*Task brief*
Nothing but the lines from the one with "Convert this screenshot" through the end of the listing should be reproduced, each exactly and with pictures omitted.

*Exercise input*

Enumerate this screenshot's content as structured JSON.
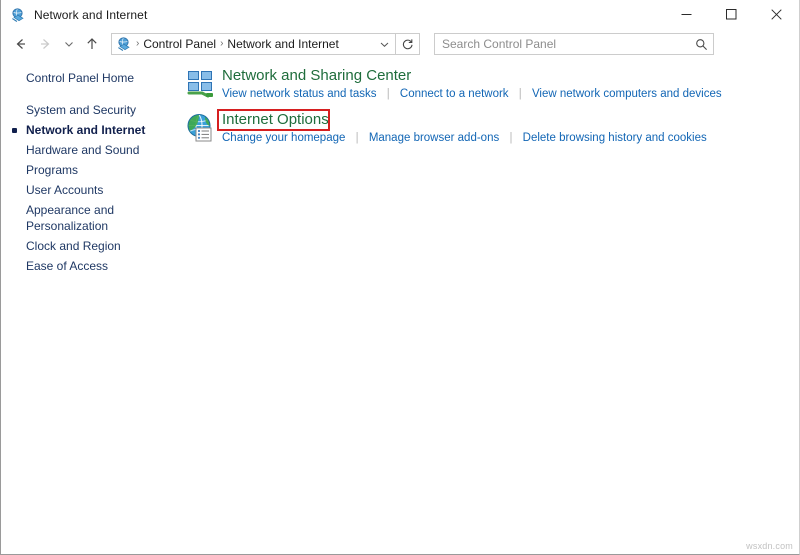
{
  "window": {
    "title": "Network and Internet",
    "title_icon": "network-globe-icon",
    "controls": {
      "minimize": "minimize-icon",
      "maximize": "maximize-icon",
      "close": "close-icon"
    }
  },
  "toolbar": {
    "back": "back-arrow-icon",
    "forward": "forward-arrow-icon",
    "recent": "chevron-down-icon",
    "up": "up-arrow-icon",
    "breadcrumb": {
      "icon": "network-globe-icon",
      "items": [
        "Control Panel",
        "Network and Internet"
      ],
      "separator": "›",
      "dropdown": "chevron-down-icon"
    },
    "refresh": "refresh-icon"
  },
  "search": {
    "placeholder": "Search Control Panel",
    "value": "",
    "icon": "search-icon"
  },
  "sidebar": {
    "items": [
      {
        "label": "Control Panel Home",
        "selected": false
      },
      {
        "label": "System and Security",
        "selected": false
      },
      {
        "label": "Network and Internet",
        "selected": true
      },
      {
        "label": "Hardware and Sound",
        "selected": false
      },
      {
        "label": "Programs",
        "selected": false
      },
      {
        "label": "User Accounts",
        "selected": false
      },
      {
        "label": "Appearance and\nPersonalization",
        "selected": false
      },
      {
        "label": "Clock and Region",
        "selected": false
      },
      {
        "label": "Ease of Access",
        "selected": false
      }
    ]
  },
  "main": {
    "categories": [
      {
        "title": "Network and Sharing Center",
        "icon": "network-sharing-center-icon",
        "highlighted": false,
        "links": [
          "View network status and tasks",
          "Connect to a network",
          "View network computers and devices"
        ]
      },
      {
        "title": "Internet Options",
        "icon": "internet-options-globe-icon",
        "highlighted": true,
        "links": [
          "Change your homepage",
          "Manage browser add-ons",
          "Delete browsing history and cookies"
        ]
      }
    ]
  },
  "annotation": {
    "color": "#d61f20",
    "target": "Internet Options"
  },
  "watermark": {
    "text": "wsxdn.com"
  },
  "colors": {
    "category_title": "#1f6d3c",
    "link": "#1266b5",
    "sidebar_link": "#1f3864",
    "annotation_red": "#d61f20"
  }
}
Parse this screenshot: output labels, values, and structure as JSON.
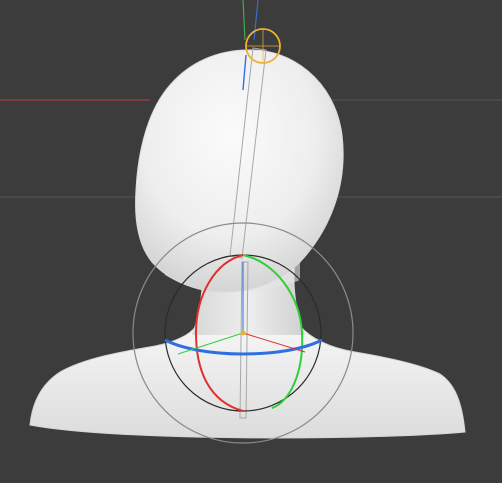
{
  "viewport": {
    "background": "#3c3c3c",
    "grid_color": "#555555",
    "world_x_axis_color": "#c23b3b",
    "world_z_axis_color": "#3a6ec2",
    "world_y_axis_color": "#3fae4a",
    "model_color": "#f2f2f2",
    "model_shade_color": "#cfcfcf",
    "gizmo": {
      "type": "rotate",
      "x_ring_color": "#e03030",
      "y_ring_color": "#2fcf3a",
      "z_ring_color": "#2f6fe0",
      "outer_ring_color": "#8a8a8a",
      "view_ring_color": "#4a4a4a",
      "selected_joint_color": "#f0b030"
    },
    "bone": {
      "color": "#a8a8a8"
    }
  }
}
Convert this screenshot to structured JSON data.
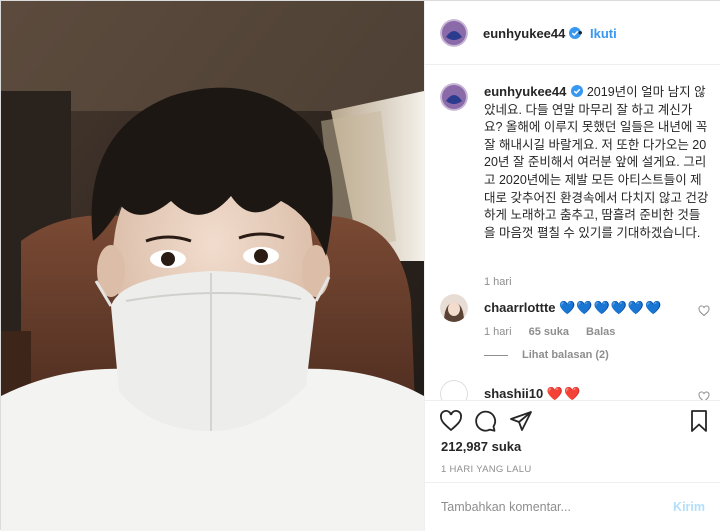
{
  "post": {
    "username": "eunhyukee44",
    "follow_label": "Ikuti",
    "separator": "•",
    "caption": "2019년이 얼마 남지 않았네요. 다들 연말 마무리 잘 하고 계신가요? 올해에 이루지 못했던 일들은 내년에 꼭 잘 해내시길 바랄게요. 저 또한 다가오는 2020년 잘 준비해서 여러분 앞에 설게요. 그리고 2020년에는 제발 모든 아티스트들이 제대로 갖추어진 환경속에서 다치지 않고 건강하게 노래하고 춤추고, 땀흘려 준비한 것들을 마음껏 펼칠 수 있기를 기대하겠습니다.",
    "caption_time": "1 hari",
    "likes": "212,987 suka",
    "date": "1 HARI YANG LALU"
  },
  "comments": [
    {
      "username": "chaarrlottte",
      "text": "💙💙💙💙💙💙",
      "time": "1 hari",
      "likes": "65 suka",
      "reply_label": "Balas",
      "view_replies": "Lihat balasan (2)"
    },
    {
      "username": "shashii10",
      "text": "❤️❤️"
    }
  ],
  "composer": {
    "placeholder": "Tambahkan komentar...",
    "post_label": "Kirim"
  },
  "icons": {
    "verified": "verified-badge-icon",
    "like": "heart-icon",
    "comment": "comment-icon",
    "share": "paper-plane-icon",
    "save": "bookmark-icon"
  },
  "colors": {
    "accent": "#3897f0",
    "verified": "#3897f0",
    "muted": "#8e8e8e",
    "post_disabled": "#b2dffc",
    "heart_blue": "#1a73e8",
    "heart_red": "#e0245e"
  }
}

*Output for this task*
Convert this screenshot to structured JSON data.
{
  "post": {
    "username": "eunhyukee44",
    "follow_label": "Ikuti",
    "separator": "•",
    "caption": "2019년이 얼마 남지 않았네요. 다들 연말 마무리 잘 하고 계신가요? 올해에 이루지 못했던 일들은 내년에 꼭 잘 해내시길 바랄게요. 저 또한 다가오는 2020년 잘 준비해서 여러분 앞에 설게요. 그리고 2020년에는 제발 모든 아티스트들이 제대로 갖추어진 환경속에서 다치지 않고 건강하게 노래하고 춤추고, 땀흘려 준비한 것들을 마음껏 펼칠 수 있기를 기대하겠습니다.",
    "caption_time": "1 hari",
    "likes": "212,987 suka",
    "date": "1 HARI YANG LALU"
  },
  "comments": [
    {
      "username": "chaarrlottte",
      "text": "💙💙💙💙💙💙",
      "time": "1 hari",
      "likes": "65 suka",
      "reply_label": "Balas",
      "view_replies": "Lihat balasan (2)"
    },
    {
      "username": "shashii10",
      "text": "❤️❤️"
    }
  ],
  "composer": {
    "placeholder": "Tambahkan komentar...",
    "post_label": "Kirim"
  },
  "icons": {
    "verified": "verified-badge-icon",
    "like": "heart-icon",
    "comment": "comment-icon",
    "share": "paper-plane-icon",
    "save": "bookmark-icon"
  },
  "colors": {
    "accent": "#3897f0",
    "verified": "#3897f0",
    "muted": "#8e8e8e",
    "post_disabled": "#b2dffc",
    "heart_blue": "#1a73e8",
    "heart_red": "#e0245e"
  }
}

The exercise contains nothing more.